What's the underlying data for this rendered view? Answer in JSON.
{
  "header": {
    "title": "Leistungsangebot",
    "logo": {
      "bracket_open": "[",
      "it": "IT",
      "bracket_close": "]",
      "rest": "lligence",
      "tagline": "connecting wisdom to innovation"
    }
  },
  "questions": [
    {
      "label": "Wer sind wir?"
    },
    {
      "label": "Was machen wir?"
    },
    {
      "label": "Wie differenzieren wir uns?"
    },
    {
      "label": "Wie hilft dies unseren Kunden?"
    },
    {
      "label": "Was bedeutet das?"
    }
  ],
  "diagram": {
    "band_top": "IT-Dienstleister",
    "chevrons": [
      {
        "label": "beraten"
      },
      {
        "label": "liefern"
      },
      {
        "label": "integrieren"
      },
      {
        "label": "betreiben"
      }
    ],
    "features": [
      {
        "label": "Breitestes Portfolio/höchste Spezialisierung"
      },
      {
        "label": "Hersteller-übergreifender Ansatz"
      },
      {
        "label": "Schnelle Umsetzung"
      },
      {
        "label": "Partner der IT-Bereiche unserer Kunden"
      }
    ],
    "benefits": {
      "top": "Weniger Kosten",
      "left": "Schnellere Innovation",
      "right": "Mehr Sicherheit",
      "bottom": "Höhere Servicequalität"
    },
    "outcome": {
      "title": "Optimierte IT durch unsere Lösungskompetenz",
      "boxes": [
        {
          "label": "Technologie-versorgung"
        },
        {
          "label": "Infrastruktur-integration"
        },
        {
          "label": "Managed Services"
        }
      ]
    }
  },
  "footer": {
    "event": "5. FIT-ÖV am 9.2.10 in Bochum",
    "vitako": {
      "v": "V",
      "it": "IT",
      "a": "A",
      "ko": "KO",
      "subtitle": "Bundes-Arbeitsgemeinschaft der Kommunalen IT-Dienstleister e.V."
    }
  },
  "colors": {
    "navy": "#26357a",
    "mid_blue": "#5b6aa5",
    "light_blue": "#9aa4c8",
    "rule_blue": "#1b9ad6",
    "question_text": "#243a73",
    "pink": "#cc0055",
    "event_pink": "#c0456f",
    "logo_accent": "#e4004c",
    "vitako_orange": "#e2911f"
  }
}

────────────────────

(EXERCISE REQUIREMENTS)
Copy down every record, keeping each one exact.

(OUTPUT)
What's the underlying data for this rendered view? Answer in JSON.
{
  "header": {
    "title": "Leistungsangebot",
    "logo": {
      "bracket_open": "[",
      "it": "IT",
      "bracket_close": "]",
      "rest": "lligence",
      "tagline": "connecting wisdom to innovation"
    }
  },
  "questions": [
    {
      "label": "Wer sind wir?"
    },
    {
      "label": "Was machen wir?"
    },
    {
      "label": "Wie differenzieren wir uns?"
    },
    {
      "label": "Wie hilft dies unseren Kunden?"
    },
    {
      "label": "Was bedeutet das?"
    }
  ],
  "diagram": {
    "band_top": "IT-Dienstleister",
    "chevrons": [
      {
        "label": "beraten"
      },
      {
        "label": "liefern"
      },
      {
        "label": "integrieren"
      },
      {
        "label": "betreiben"
      }
    ],
    "features": [
      {
        "label": "Breitestes Portfolio/höchste Spezialisierung"
      },
      {
        "label": "Hersteller-übergreifender Ansatz"
      },
      {
        "label": "Schnelle Umsetzung"
      },
      {
        "label": "Partner der IT-Bereiche unserer Kunden"
      }
    ],
    "benefits": {
      "top": "Weniger Kosten",
      "left": "Schnellere Innovation",
      "right": "Mehr Sicherheit",
      "bottom": "Höhere Servicequalität"
    },
    "outcome": {
      "title": "Optimierte IT durch unsere Lösungskompetenz",
      "boxes": [
        {
          "label": "Technologie-versorgung"
        },
        {
          "label": "Infrastruktur-integration"
        },
        {
          "label": "Managed Services"
        }
      ]
    }
  },
  "footer": {
    "event": "5. FIT-ÖV am 9.2.10 in Bochum",
    "vitako": {
      "v": "V",
      "it": "IT",
      "a": "A",
      "ko": "KO",
      "subtitle": "Bundes-Arbeitsgemeinschaft der Kommunalen IT-Dienstleister e.V."
    }
  },
  "colors": {
    "navy": "#26357a",
    "mid_blue": "#5b6aa5",
    "light_blue": "#9aa4c8",
    "rule_blue": "#1b9ad6",
    "question_text": "#243a73",
    "pink": "#cc0055",
    "event_pink": "#c0456f",
    "logo_accent": "#e4004c",
    "vitako_orange": "#e2911f"
  }
}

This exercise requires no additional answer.